## [RECORDS TO USE]

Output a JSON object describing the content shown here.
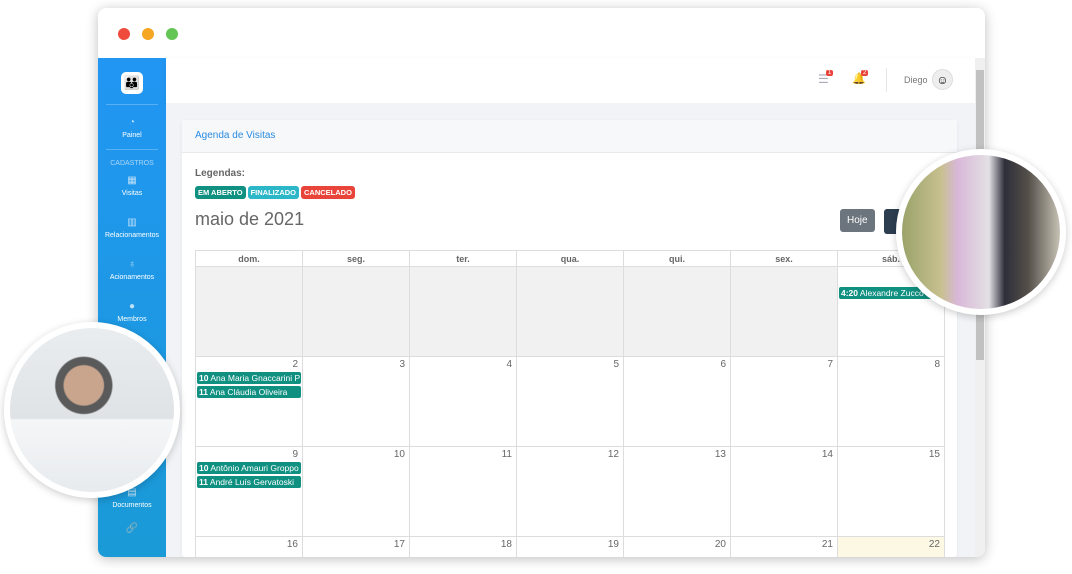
{
  "window": {
    "dots": [
      "#ee4b3d",
      "#f5a623",
      "#62c554"
    ]
  },
  "sidebar": {
    "items": [
      {
        "label": "Painel",
        "icon": "dashboard-icon"
      },
      {
        "label": "Visitas",
        "icon": "calendar-icon"
      },
      {
        "label": "Relacionamentos",
        "icon": "building-icon"
      },
      {
        "label": "Acionamentos",
        "icon": "stethoscope-icon"
      },
      {
        "label": "Membros",
        "icon": "user-icon"
      },
      {
        "label": "Documentos",
        "icon": "document-icon"
      }
    ],
    "section": "CADASTROS"
  },
  "header": {
    "tasks_count": "1",
    "notif_count": "2",
    "user": "Diego"
  },
  "card": {
    "title": "Agenda de Visitas",
    "legend_label": "Legendas:",
    "legends": [
      {
        "label": "EM ABERTO",
        "color": "#0f9080"
      },
      {
        "label": "FINALIZADO",
        "color": "#2bb7c7"
      },
      {
        "label": "CANCELADO",
        "color": "#e8443a"
      }
    ],
    "month": "maio de 2021",
    "today_button": "Hoje"
  },
  "calendar": {
    "days": [
      "dom.",
      "seg.",
      "ter.",
      "qua.",
      "qui.",
      "sex.",
      "sáb."
    ],
    "weeks": [
      {
        "cells": [
          "",
          "",
          "",
          "",
          "",
          "",
          ""
        ],
        "events_sat": [
          {
            "time": "4:20",
            "name": "Alexandre Zucco"
          }
        ]
      },
      {
        "cells": [
          "2",
          "3",
          "4",
          "5",
          "6",
          "7",
          "8"
        ],
        "events_sun": [
          {
            "time": "10",
            "name": "Ana Maria Gnaccarini P"
          },
          {
            "time": "11",
            "name": "Ana Cláudia Oliveira"
          }
        ]
      },
      {
        "cells": [
          "9",
          "10",
          "11",
          "12",
          "13",
          "14",
          "15"
        ],
        "events_sun": [
          {
            "time": "10",
            "name": "Antônio Amauri Groppo"
          },
          {
            "time": "11",
            "name": "André Luís Gervatoski"
          }
        ]
      },
      {
        "cells": [
          "16",
          "17",
          "18",
          "19",
          "20",
          "21",
          "22"
        ]
      }
    ]
  }
}
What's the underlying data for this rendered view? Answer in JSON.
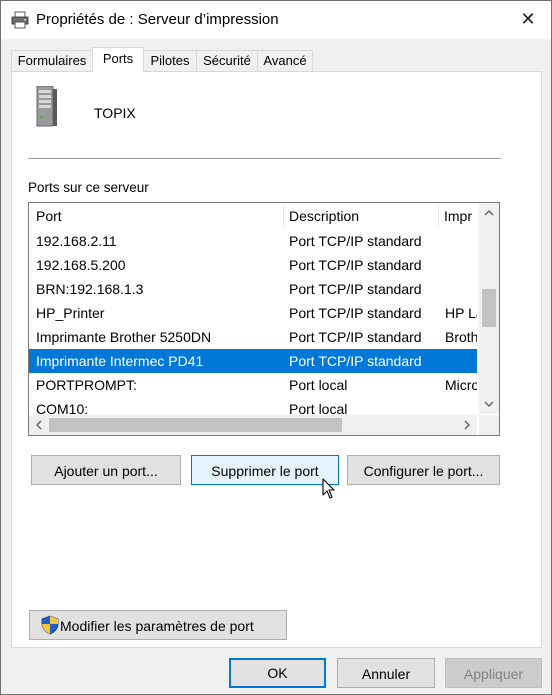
{
  "window": {
    "title": "Propriétés de : Serveur d’impression",
    "title_icon": "printer-icon",
    "close_label": "✕"
  },
  "tabs": [
    {
      "label": "Formulaires"
    },
    {
      "label": "Ports",
      "active": true
    },
    {
      "label": "Pilotes"
    },
    {
      "label": "Sécurité"
    },
    {
      "label": "Avancé"
    }
  ],
  "server": {
    "icon": "server-icon",
    "name": "TOPIX"
  },
  "ports_list": {
    "caption": "Ports sur ce serveur",
    "columns": [
      "Port",
      "Description",
      "Imprimante"
    ],
    "columns_visible_text": [
      "Port",
      "Description",
      "Impr"
    ],
    "rows": [
      {
        "port": "192.168.2.11",
        "description": "Port TCP/IP standard",
        "printer": ""
      },
      {
        "port": "192.168.5.200",
        "description": "Port TCP/IP standard",
        "printer": ""
      },
      {
        "port": "BRN:192.168.1.3",
        "description": "Port TCP/IP standard",
        "printer": ""
      },
      {
        "port": "HP_Printer",
        "description": "Port TCP/IP standard",
        "printer": "HP La"
      },
      {
        "port": "Imprimante Brother 5250DN",
        "description": "Port TCP/IP standard",
        "printer": "Broth"
      },
      {
        "port": "Imprimante Intermec PD41",
        "description": "Port TCP/IP standard",
        "printer": "",
        "selected": true
      },
      {
        "port": "PORTPROMPT:",
        "description": "Port local",
        "printer": "Micro"
      },
      {
        "port": "COM10:",
        "description": "Port local",
        "printer": ""
      }
    ]
  },
  "buttons": {
    "add_port": "Ajouter un port...",
    "delete_port": "Supprimer le port",
    "configure_port": "Configurer le port...",
    "change_port_settings": "Modifier les paramètres de port",
    "ok": "OK",
    "cancel": "Annuler",
    "apply": "Appliquer"
  },
  "colors": {
    "selection": "#0078d7",
    "accent": "#0078d7"
  }
}
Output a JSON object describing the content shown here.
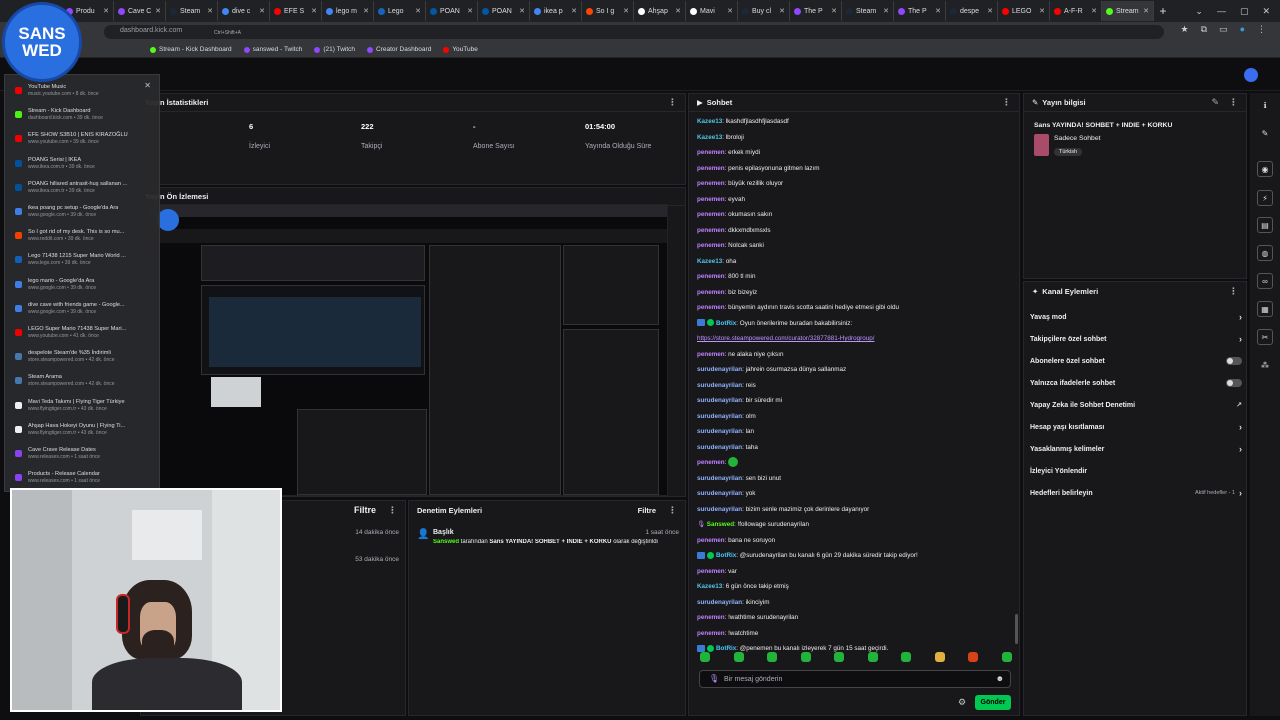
{
  "browser": {
    "tabs": [
      {
        "label": "Produ",
        "color": "#9146ff"
      },
      {
        "label": "Cave C",
        "color": "#9146ff"
      },
      {
        "label": "Steam",
        "color": "#1b2838"
      },
      {
        "label": "dive c",
        "color": "#4285f4"
      },
      {
        "label": "EFE S",
        "color": "#ff0000"
      },
      {
        "label": "lego m",
        "color": "#4285f4"
      },
      {
        "label": "Lego",
        "color": "#1565c0"
      },
      {
        "label": "POAN",
        "color": "#0058a3"
      },
      {
        "label": "POAN",
        "color": "#0058a3"
      },
      {
        "label": "ikea p",
        "color": "#4285f4"
      },
      {
        "label": "So I g",
        "color": "#ff4500"
      },
      {
        "label": "Ahşap",
        "color": "#ffffff"
      },
      {
        "label": "Mavi",
        "color": "#ffffff"
      },
      {
        "label": "Buy cl",
        "color": "#1b2838"
      },
      {
        "label": "The P",
        "color": "#9146ff"
      },
      {
        "label": "Steam",
        "color": "#1b2838"
      },
      {
        "label": "The P",
        "color": "#9146ff"
      },
      {
        "label": "despe",
        "color": "#1b2838"
      },
      {
        "label": "LEGO",
        "color": "#ff0000"
      },
      {
        "label": "A-F-R",
        "color": "#ff0000"
      },
      {
        "label": "Stream",
        "color": "#53fc18",
        "active": true
      }
    ],
    "new_tab": "+",
    "window_controls": [
      "⌄",
      "—",
      "▢",
      "✕"
    ],
    "address_hint": "Ctrl+Shift+A",
    "address_text": "dashboard.kick.com",
    "bookmarks": [
      {
        "label": "Stream - Kick Dashboard",
        "color": "#53fc18"
      },
      {
        "label": "sanswed - Twitch",
        "color": "#9146ff"
      },
      {
        "label": "(21) Twitch",
        "color": "#9146ff"
      },
      {
        "label": "Creator Dashboard",
        "color": "#9146ff"
      },
      {
        "label": "YouTube",
        "color": "#ff0000"
      }
    ]
  },
  "logo": {
    "line1": "SANS",
    "line2": "WED"
  },
  "history": [
    {
      "title": "YouTube Music",
      "sub": "music.youtube.com • 8 dk. önce",
      "color": "#ff0000"
    },
    {
      "title": "Stream - Kick Dashboard",
      "sub": "dashboard.kick.com • 39 dk. önce",
      "color": "#53fc18"
    },
    {
      "title": "EFE SHOW S3B10 | ENIS KIRAZOĞLU",
      "sub": "www.youtube.com • 39 dk. önce",
      "color": "#ff0000"
    },
    {
      "title": "POANG Serisi | IKEA",
      "sub": "www.ikea.com.tr • 39 dk. önce",
      "color": "#0058a3"
    },
    {
      "title": "POANG hillared antrasit-huş sallanan ...",
      "sub": "www.ikea.com.tr • 39 dk. önce",
      "color": "#0058a3"
    },
    {
      "title": "ikea poang pc setup - Google'da Ara",
      "sub": "www.google.com • 39 dk. önce",
      "color": "#4285f4"
    },
    {
      "title": "So I got rid of my desk. This is so mu...",
      "sub": "www.reddit.com • 39 dk. önce",
      "color": "#ff4500"
    },
    {
      "title": "Lego 71438 1215 Super Mario World ...",
      "sub": "www.lego.com • 39 dk. önce",
      "color": "#1565c0"
    },
    {
      "title": "lego mario - Google'da Ara",
      "sub": "www.google.com • 39 dk. önce",
      "color": "#4285f4"
    },
    {
      "title": "dive cave with friends game - Google...",
      "sub": "www.google.com • 39 dk. önce",
      "color": "#4285f4"
    },
    {
      "title": "LEGO Super Mario 71438 Super Mari...",
      "sub": "www.youtube.com • 41 dk. önce",
      "color": "#ff0000"
    },
    {
      "title": "despelote Steam'de %35 İndirimli",
      "sub": "store.steampowered.com • 42 dk. önce",
      "color": "#4a7fb5"
    },
    {
      "title": "Steam Arama",
      "sub": "store.steampowered.com • 42 dk. önce",
      "color": "#4a7fb5"
    },
    {
      "title": "Mavi Teda Takımı | Flying Tiger Türkiye",
      "sub": "www.flyingtiger.com.tr • 43 dk. önce",
      "color": "#ffffff"
    },
    {
      "title": "Ahşap Hava Hokeyi Oyunu | Flying Ti...",
      "sub": "www.flyingtiger.com.tr • 43 dk. önce",
      "color": "#ffffff"
    },
    {
      "title": "Cave Crave Release Dates",
      "sub": "www.releases.com • 1 saat önce",
      "color": "#9146ff"
    },
    {
      "title": "Products - Release Calendar",
      "sub": "www.releases.com • 1 saat önce",
      "color": "#9146ff"
    }
  ],
  "stats": {
    "title": "Yayın İstatistikleri",
    "items": [
      {
        "value": "6",
        "label": "İzleyici"
      },
      {
        "value": "222",
        "label": "Takipçi"
      },
      {
        "value": "-",
        "label": "Abone Sayısı"
      },
      {
        "value": "01:54:00",
        "label": "Yayında Olduğu Süre"
      }
    ]
  },
  "preview": {
    "title": "Yayın Ön İzlemesi"
  },
  "mod": {
    "filter": "Filtre",
    "times": [
      "14 dakika önce",
      "53 dakika önce"
    ]
  },
  "actions_panel": {
    "title": "Denetim Eylemleri",
    "filter": "Filtre",
    "item": {
      "title": "Başlık",
      "time": "1 saat önce",
      "user": "Sanswed",
      "pre": " tarafından ",
      "value": "Sans YAYINDA! SOHBET + INDIE + KORKU",
      "post": " olarak değiştirildi"
    }
  },
  "chat": {
    "title": "Sohbet",
    "messages": [
      {
        "user": "Kazee13",
        "color": "#53c5e8",
        "text": "lkashdfjlasdhfjlasdasdf"
      },
      {
        "user": "Kazee13",
        "color": "#53c5e8",
        "text": "lbroloji"
      },
      {
        "user": "penemen",
        "color": "#c080ff",
        "text": "erkek miydi"
      },
      {
        "user": "penemen",
        "color": "#c080ff",
        "text": "penis epilasyonuna gitmen lazım"
      },
      {
        "user": "penemen",
        "color": "#c080ff",
        "text": "büyük rezillik oluyor"
      },
      {
        "user": "penemen",
        "color": "#c080ff",
        "text": "eyvah"
      },
      {
        "user": "penemen",
        "color": "#c080ff",
        "text": "okumasın sakın"
      },
      {
        "user": "penemen",
        "color": "#c080ff",
        "text": "dkkxmdlxmsxls"
      },
      {
        "user": "penemen",
        "color": "#c080ff",
        "text": "Nolcak sanki"
      },
      {
        "user": "Kazee13",
        "color": "#53c5e8",
        "text": "oha"
      },
      {
        "user": "penemen",
        "color": "#c080ff",
        "text": "800 tl min"
      },
      {
        "user": "penemen",
        "color": "#c080ff",
        "text": "biz bizeyiz"
      },
      {
        "user": "penemen",
        "color": "#c080ff",
        "text": "bünyemin aydının travis scotta saatini hediye etmesi gibi oldu"
      },
      {
        "user": "BotRix",
        "color": "#4fc3f7",
        "bot": true,
        "text": "Oyun önerilerime buradan bakabilirsiniz:",
        "link": "https://store.steampowered.com/curator/32877881-Hydrogroup/"
      },
      {
        "user": "penemen",
        "color": "#c080ff",
        "text": "ne alaka niye çıksın"
      },
      {
        "user": "surudenayrilan",
        "color": "#8fb2ff",
        "text": "jahrein osurmazsa dünya sallanmaz"
      },
      {
        "user": "surudenayrilan",
        "color": "#8fb2ff",
        "text": "reis"
      },
      {
        "user": "surudenayrilan",
        "color": "#8fb2ff",
        "text": "bir süredir mi"
      },
      {
        "user": "surudenayrilan",
        "color": "#8fb2ff",
        "text": "olm"
      },
      {
        "user": "surudenayrilan",
        "color": "#8fb2ff",
        "text": "lan"
      },
      {
        "user": "surudenayrilan",
        "color": "#8fb2ff",
        "text": "taha"
      },
      {
        "user": "penemen",
        "color": "#c080ff",
        "text": "",
        "emote": true
      },
      {
        "user": "surudenayrilan",
        "color": "#8fb2ff",
        "text": "sen bizi unut"
      },
      {
        "user": "surudenayrilan",
        "color": "#8fb2ff",
        "text": "yok"
      },
      {
        "user": "surudenayrilan",
        "color": "#8fb2ff",
        "text": "bizim senle mazimiz çok derinlere dayanıyor"
      },
      {
        "user": "Sanswed",
        "color": "#53fc18",
        "mic": true,
        "text": "!followage surudenayrilan"
      },
      {
        "user": "penemen",
        "color": "#c080ff",
        "text": "bana ne soruyon"
      },
      {
        "user": "BotRix",
        "color": "#4fc3f7",
        "bot": true,
        "text": "@surudenayrilan bu kanalı 6 gün 29 dakika süredir takip ediyor!"
      },
      {
        "user": "penemen",
        "color": "#c080ff",
        "text": "var"
      },
      {
        "user": "Kazee13",
        "color": "#53c5e8",
        "text": "6 gün önce takip etmiş"
      },
      {
        "user": "surudenayrilan",
        "color": "#8fb2ff",
        "text": "ikinciyim"
      },
      {
        "user": "penemen",
        "color": "#c080ff",
        "text": "!wathtime surudenayrilan"
      },
      {
        "user": "penemen",
        "color": "#c080ff",
        "text": "!watchtime"
      },
      {
        "user": "BotRix",
        "color": "#4fc3f7",
        "bot": true,
        "text": "@penemen bu kanalı izleyerek 7 gün 15 saat geçirdi."
      }
    ],
    "placeholder": "Bir mesaj gönderin",
    "send": "Gönder"
  },
  "stream_info": {
    "title": "Yayın bilgisi",
    "stream_title": "Sans YAYINDA! SOHBET + INDIE + KORKU",
    "category": "Sadece Sohbet",
    "language": "Türkish"
  },
  "channel_actions": {
    "title": "Kanal Eylemleri",
    "items": [
      {
        "label": "Yavaş mod",
        "kind": "chev"
      },
      {
        "label": "Takipçilere özel sohbet",
        "kind": "chev"
      },
      {
        "label": "Abonelere özel sohbet",
        "kind": "toggle"
      },
      {
        "label": "Yalnızca ifadelerle sohbet",
        "kind": "toggle"
      },
      {
        "label": "Yapay Zeka ile Sohbet Denetimi",
        "kind": "ext"
      },
      {
        "label": "Hesap yaşı kısıtlaması",
        "kind": "chev"
      },
      {
        "label": "Yasaklanmış kelimeler",
        "kind": "chev"
      },
      {
        "label": "İzleyici Yönlendir",
        "kind": "none"
      },
      {
        "label": "Hedefleri belirleyin",
        "kind": "goal",
        "extra": "Aktif hedefler - 1"
      }
    ]
  }
}
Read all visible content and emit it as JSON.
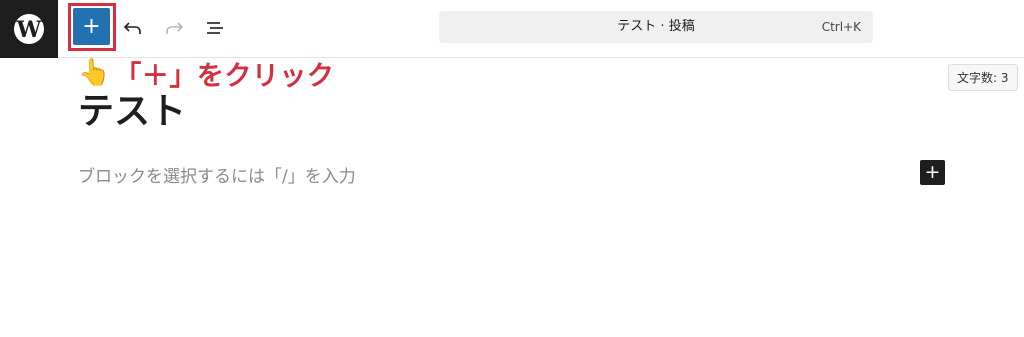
{
  "toolbar": {
    "logo_letter": "W",
    "inserter_glyph": "+",
    "undo_icon": "undo-icon",
    "redo_icon": "redo-icon",
    "document_overview_icon": "list-view-icon",
    "command_bar": {
      "title": "テスト · 投稿",
      "shortcut": "Ctrl+K"
    }
  },
  "annotation": {
    "hand_glyph": "👆",
    "text": "「＋」をクリック",
    "color": "#d32f3f"
  },
  "editor": {
    "word_count": "文字数: 3",
    "post_title": "テスト",
    "block_placeholder": "ブロックを選択するには「/」を入力",
    "block_add_glyph": "+"
  },
  "colors": {
    "accent": "#2271b1",
    "dark": "#1e1e1e",
    "highlight": "#d32f3f"
  }
}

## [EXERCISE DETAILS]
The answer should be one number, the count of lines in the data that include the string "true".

## [SOLUTION BELOW]
8